* [Web page and app entries]
▼▼▼

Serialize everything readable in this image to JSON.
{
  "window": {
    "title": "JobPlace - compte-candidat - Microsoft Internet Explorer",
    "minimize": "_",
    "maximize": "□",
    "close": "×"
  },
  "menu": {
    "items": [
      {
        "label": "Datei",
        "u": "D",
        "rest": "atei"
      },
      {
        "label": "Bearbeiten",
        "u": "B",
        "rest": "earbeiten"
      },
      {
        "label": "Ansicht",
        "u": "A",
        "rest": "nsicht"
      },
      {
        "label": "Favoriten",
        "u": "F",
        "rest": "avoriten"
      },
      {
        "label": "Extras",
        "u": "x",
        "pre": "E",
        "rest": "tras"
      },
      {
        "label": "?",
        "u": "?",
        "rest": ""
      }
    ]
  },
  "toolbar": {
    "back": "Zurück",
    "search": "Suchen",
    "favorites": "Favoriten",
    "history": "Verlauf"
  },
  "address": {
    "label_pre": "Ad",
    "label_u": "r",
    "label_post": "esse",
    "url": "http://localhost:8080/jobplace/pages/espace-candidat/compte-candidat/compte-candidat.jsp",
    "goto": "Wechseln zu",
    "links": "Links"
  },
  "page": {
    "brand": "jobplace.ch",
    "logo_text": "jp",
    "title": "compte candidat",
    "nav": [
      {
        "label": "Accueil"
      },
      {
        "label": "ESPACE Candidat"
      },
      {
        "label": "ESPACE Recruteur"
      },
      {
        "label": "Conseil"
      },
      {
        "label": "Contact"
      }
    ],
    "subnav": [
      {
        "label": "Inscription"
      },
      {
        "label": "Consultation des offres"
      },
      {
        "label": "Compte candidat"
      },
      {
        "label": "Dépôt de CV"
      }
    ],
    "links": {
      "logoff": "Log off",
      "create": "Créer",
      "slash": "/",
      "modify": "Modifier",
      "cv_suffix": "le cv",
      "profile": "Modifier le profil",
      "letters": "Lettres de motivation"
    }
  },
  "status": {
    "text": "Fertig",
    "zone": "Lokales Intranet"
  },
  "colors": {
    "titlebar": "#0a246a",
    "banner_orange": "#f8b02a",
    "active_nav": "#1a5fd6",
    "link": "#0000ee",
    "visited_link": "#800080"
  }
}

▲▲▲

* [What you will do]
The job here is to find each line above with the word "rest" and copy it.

* [Task result]
        "rest": "atei"
        "rest": "earbeiten"
        "rest": "nsicht"
        "rest": "avoriten"
        "rest": "tras"
        "rest": ""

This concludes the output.